Updated: Nov 8, 2020
It’s world kindness day on November 13th and so this article looks at how we can be kind to ourselves and others, as well as what the most recent research tells us about the psychology and the benefits of acts of kindness.
Hard evidence from recent research
We already know that practicing meditation is highly beneficial for our health and wellbeing. A study published last year (1) provides further evidence that practicing loving kindness meditations slows biological aging in those new to this practice, when compared with mindfulness meditation, or, no form of meditation. Note that mindfulness meditation still had an impact but it just wasn’t as powerful as loving kindness meditation, which focuses the mind on kindness to self and others.
Completing acts of kindness has huge benefits for the person giving kindness as well as the person receiving the kindness. Interestingly a recent study (2) found no difference in the increased happiness states between groups who did the following for 7 days:
· Completed an act of kindness each day with people they had strong ties with
· Completed an act of kindness each day with people they had weak ties with (i.e., strangers)
· Completed novel acts of kindness for themselves
· Observed an act of kindness each day
These findings demonstrate that being kind to yourself as well as others are just as beneficial and simply observing acts of kindness is super helpful for us. Oh, and by the way, this study also found that the more acts of kindness completed, the higher the happiness levels.
Acts of kindness have also been shown to reduce depression in individuals who score low on the personality characteristic of agreeableness (3). Low agreeableness involves hostility, unfriendly behaviours and a propensity for conflict. When people assessing low on agreeableness participated in loving kindness meditations and acts of kindness, their levels of depression decreased and their life satisfaction increased, compared with a control group who did neither of these things. Further to this, doing acts of kindness reported the most reduction in depression and increases in life satisfaction compared to doing loving kindness meditations.
Even those with the lowest levels of wellbeing, in difficult situations, benefit from acting with kindness. Compared with the general population, prisoners, for example have much lower levels of wellbeing. A recent study (4) that focused on Chinese prisoners, found that prisoners who completed daily acts of kindness, such as helping others with their laundry, teaching others computer skills or comforting someone who was upset, showed higher levels of wellbeing at the end of the study than those who counted their blessings or made no changes.
Finally, simply recalling when you were kind to someone can be as effective as acting with kindness according to recent research (5). When comparing those who remembered when they were kind, those who completed acts of kindness and those who did nothing, both of the former groups showed increased levels of wellbeing.
Being kind to yourself
Self-compassion and self-care are so important for our health and wellbeing. Being kind to yourself will result in increased wellbeing and this means you will be well enough to care for others. We should therefore start with ourselves when being kind.
The mental health foundation provides many ideas for self-care and here are some of those that they recommend for how to look after your mental health and wellbeing when staying at home during quarantine or lockdown:

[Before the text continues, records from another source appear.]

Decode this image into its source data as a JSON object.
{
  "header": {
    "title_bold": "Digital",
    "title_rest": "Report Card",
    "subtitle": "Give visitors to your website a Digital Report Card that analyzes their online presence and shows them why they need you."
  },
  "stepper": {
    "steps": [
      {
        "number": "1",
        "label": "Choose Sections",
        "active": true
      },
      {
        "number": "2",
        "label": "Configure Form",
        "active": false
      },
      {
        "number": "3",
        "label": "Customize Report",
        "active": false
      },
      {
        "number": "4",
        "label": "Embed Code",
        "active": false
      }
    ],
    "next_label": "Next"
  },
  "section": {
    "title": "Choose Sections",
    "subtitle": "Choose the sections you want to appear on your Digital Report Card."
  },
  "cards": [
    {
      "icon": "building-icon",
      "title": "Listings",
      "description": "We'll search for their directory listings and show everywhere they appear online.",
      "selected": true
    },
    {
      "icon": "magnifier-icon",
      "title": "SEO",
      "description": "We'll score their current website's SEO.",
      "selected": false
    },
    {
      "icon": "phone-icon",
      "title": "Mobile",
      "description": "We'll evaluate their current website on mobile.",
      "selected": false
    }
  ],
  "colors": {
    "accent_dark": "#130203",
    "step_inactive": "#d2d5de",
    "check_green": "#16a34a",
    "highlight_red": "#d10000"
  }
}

1. Plan your day – regular routines are essential for our identity, self-confidence and purpose. Try to begin your day at about the same time you usually would and use some time every day for movement, relaxation, connection and reflection.

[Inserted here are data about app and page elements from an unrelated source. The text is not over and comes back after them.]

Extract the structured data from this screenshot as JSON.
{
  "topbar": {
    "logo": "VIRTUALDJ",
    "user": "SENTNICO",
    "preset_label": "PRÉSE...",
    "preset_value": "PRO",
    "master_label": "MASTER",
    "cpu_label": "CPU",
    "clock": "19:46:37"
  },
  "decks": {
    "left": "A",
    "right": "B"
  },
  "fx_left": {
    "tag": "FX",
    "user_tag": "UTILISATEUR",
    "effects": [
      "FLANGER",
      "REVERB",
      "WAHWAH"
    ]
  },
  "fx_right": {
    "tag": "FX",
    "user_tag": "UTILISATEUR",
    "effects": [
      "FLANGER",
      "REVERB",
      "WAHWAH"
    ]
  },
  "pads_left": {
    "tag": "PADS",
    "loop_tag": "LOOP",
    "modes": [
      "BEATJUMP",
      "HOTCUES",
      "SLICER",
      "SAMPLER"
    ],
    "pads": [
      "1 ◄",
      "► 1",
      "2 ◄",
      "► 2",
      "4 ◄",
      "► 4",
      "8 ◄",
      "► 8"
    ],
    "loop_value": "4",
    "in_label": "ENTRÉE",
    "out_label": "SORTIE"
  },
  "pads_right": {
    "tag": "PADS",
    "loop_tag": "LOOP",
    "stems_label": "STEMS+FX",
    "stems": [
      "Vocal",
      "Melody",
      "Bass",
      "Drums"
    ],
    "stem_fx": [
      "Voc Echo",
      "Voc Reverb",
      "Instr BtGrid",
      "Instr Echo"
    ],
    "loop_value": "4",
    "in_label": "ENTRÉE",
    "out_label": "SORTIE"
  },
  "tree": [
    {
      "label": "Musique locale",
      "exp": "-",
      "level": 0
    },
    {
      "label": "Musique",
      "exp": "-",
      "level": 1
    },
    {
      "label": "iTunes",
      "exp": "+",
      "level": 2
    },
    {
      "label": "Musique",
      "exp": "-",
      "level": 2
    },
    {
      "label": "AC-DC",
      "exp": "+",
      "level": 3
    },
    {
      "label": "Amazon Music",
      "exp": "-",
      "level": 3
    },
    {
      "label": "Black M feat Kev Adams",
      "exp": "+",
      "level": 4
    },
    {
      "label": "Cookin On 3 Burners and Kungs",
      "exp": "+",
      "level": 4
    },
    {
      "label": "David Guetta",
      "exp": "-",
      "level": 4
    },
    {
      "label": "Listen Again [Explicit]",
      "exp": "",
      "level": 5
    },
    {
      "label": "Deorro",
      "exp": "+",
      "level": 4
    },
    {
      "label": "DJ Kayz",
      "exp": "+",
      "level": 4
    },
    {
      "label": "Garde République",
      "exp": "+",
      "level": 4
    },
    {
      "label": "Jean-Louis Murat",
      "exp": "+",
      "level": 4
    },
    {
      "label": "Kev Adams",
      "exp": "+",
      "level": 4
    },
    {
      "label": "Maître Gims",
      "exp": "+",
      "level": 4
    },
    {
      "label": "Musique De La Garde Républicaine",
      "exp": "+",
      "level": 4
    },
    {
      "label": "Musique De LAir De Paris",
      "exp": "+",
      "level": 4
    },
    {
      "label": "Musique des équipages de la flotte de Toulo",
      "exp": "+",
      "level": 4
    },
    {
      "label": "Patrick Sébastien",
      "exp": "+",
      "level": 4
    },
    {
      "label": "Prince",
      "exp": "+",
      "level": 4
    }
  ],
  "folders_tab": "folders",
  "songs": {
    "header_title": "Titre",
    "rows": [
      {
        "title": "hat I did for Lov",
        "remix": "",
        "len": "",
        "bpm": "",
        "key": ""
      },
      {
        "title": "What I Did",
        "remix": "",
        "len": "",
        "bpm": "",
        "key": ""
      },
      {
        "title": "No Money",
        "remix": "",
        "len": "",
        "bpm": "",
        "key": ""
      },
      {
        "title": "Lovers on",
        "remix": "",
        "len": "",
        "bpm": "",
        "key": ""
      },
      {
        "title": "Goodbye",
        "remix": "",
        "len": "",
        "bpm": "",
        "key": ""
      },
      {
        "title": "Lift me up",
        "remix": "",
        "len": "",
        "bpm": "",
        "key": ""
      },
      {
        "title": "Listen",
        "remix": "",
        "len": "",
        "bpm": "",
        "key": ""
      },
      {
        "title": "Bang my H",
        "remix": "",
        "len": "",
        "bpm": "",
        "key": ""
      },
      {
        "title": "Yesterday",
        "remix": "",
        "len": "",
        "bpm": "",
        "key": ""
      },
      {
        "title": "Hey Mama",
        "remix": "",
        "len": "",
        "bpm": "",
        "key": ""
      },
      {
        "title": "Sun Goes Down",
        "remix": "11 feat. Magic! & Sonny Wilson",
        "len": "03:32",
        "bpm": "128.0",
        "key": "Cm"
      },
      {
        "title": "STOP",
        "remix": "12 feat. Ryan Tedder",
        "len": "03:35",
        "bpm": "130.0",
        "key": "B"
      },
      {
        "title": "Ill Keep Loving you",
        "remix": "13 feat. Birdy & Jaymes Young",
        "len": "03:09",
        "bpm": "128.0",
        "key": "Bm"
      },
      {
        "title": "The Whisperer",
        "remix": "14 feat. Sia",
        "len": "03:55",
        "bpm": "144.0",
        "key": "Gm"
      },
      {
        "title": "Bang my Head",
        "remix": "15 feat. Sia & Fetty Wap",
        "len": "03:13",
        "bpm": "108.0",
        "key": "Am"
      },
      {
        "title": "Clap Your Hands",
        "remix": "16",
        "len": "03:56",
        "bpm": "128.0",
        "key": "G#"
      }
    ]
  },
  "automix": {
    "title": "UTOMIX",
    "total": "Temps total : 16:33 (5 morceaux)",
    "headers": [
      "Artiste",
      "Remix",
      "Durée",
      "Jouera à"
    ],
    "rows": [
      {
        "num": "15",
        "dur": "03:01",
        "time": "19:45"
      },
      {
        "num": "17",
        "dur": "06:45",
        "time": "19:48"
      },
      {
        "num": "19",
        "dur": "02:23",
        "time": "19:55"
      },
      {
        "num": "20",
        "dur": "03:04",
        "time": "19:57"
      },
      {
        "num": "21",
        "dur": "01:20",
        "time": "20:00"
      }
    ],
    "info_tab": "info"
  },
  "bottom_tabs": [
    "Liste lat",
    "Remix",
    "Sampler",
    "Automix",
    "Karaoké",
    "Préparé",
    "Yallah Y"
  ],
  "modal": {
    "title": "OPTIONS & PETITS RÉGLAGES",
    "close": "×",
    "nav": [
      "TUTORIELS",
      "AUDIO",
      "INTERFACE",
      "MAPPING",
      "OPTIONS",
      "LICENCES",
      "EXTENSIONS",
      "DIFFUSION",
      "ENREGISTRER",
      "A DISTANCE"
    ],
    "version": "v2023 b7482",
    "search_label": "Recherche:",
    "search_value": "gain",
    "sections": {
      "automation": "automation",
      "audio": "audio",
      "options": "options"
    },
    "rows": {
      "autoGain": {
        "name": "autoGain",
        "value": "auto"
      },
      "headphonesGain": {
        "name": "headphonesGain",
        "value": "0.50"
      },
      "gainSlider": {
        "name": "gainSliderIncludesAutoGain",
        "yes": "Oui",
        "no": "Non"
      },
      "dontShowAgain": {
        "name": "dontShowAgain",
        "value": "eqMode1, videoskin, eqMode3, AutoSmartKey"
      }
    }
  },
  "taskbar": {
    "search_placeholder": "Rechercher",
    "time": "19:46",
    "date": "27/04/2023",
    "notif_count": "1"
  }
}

2. Move more every day – being active reduces stress and increase energy levels; it also helps us to sleep better. Even if you’re unable to go out there are still activities you can do at home.

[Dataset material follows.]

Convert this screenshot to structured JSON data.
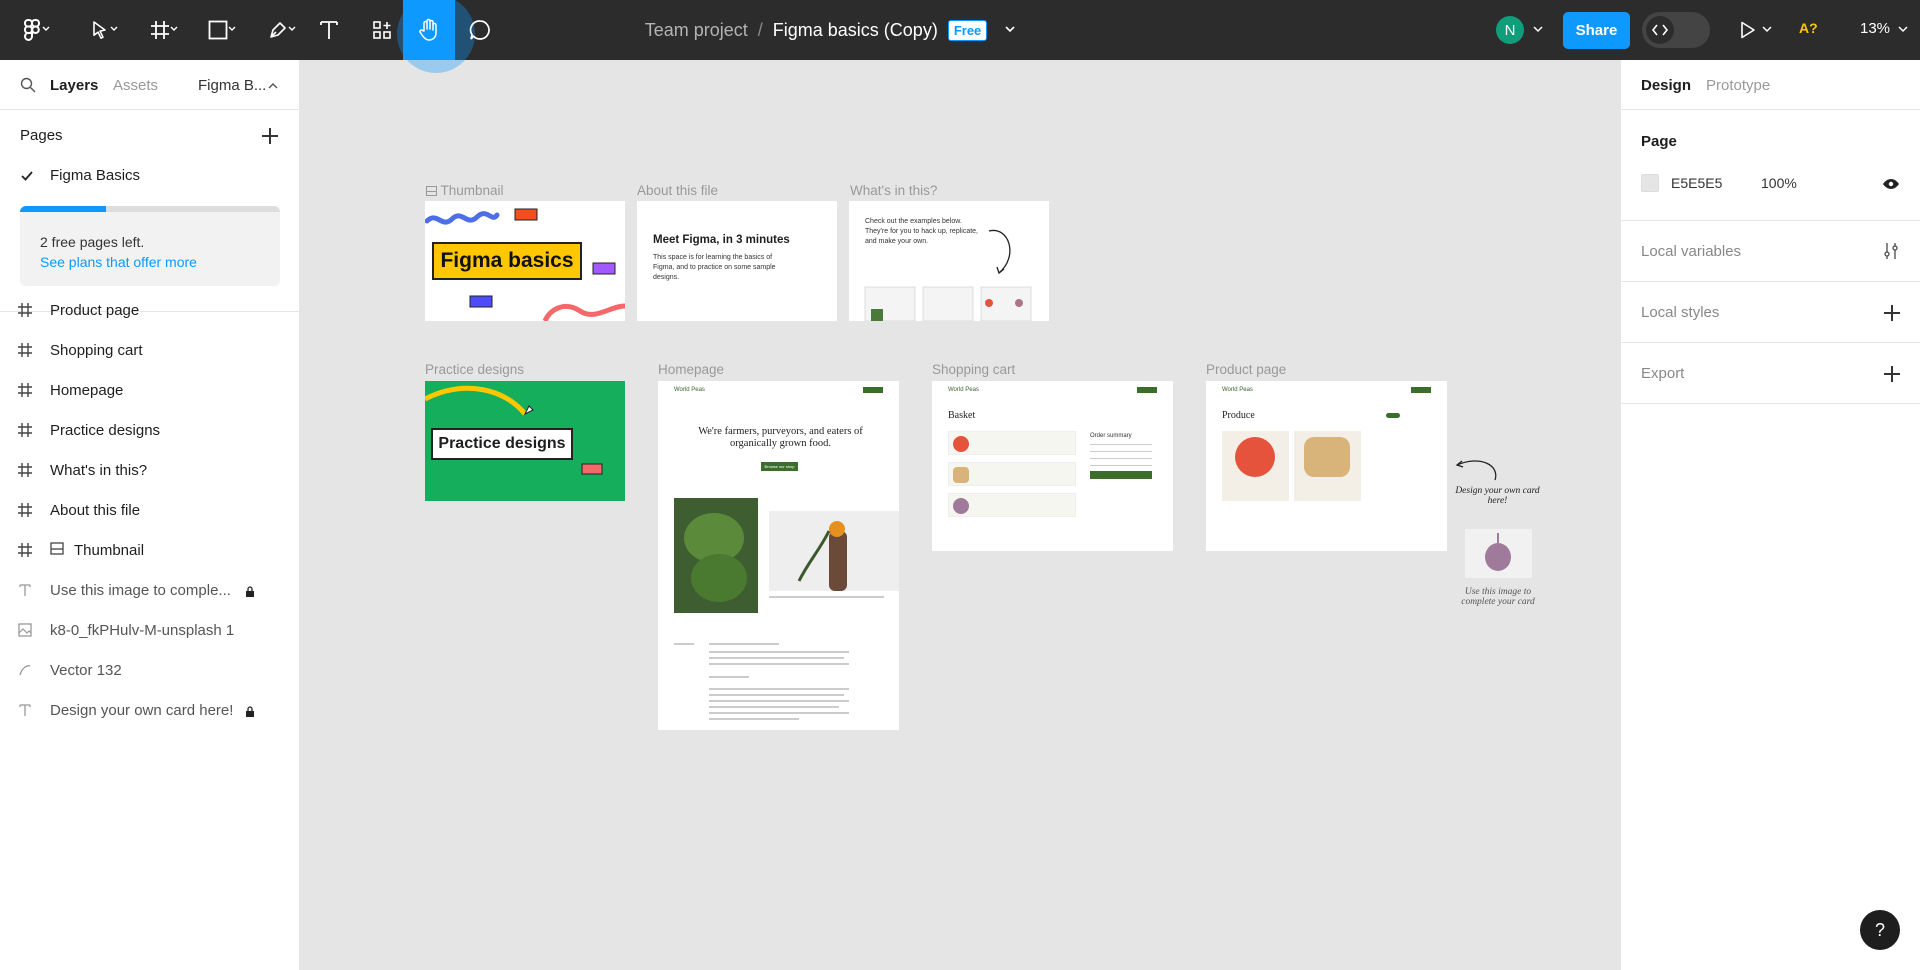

3. Try a relaxation technique – meditations, mindfulness activities and breathing practices can help to lighten negativity.
4. Connect with others – we can connect by post, email, phone, social media or by video. Giving a simple message of support by text is an act of kindness that will help you to feel better too.
5. Take the time to reflect and practice self-compassion – reflect on what has gone well over the last 24 hours, no matter how small or big that event. Writing these things down, including the part you played in them, has a big impact on our mental health and wellbeing.
See the Mental Health Foundation website for more ideas.
Being kind to others
Acts of kindness to others reap many rewards; see how one wonderful woman made a real difference in an effort to quell her loneliness in a big city:
Try some of these small acts of kindness over the next week. As a result you will be improving the wellbeing of yourself and others:
1. Simply smile; research tells us that smiling has a massive effect on wellbeing.
2. Just listen, with full attention.
3. Invite someone new to your friend group.
4. Make a donation, however small.
5. Help clean up, or do something practical for someone, without being asked.
6. Give someone some positive feedback and encourage them when they feel demotivated.
7. Give your time to a friend or family member who needs it.
8. Make somebody a cup of tea or coffee.
9. Do some baking and share it with neighbours by just leaving it on their doorstep.
10. Give someone a big hug (keeping to social distancing rules, of course).
Here’s another fantastic example of how one man began to change lives by starting up ‘random acts of flowers’:
So what are you waiting for? Try giving kindness once a day for the next week; write down how you feel at the beginning of the week on a scale of 1-10 on wellbeing or happiness and then see what your score is at the end of the week.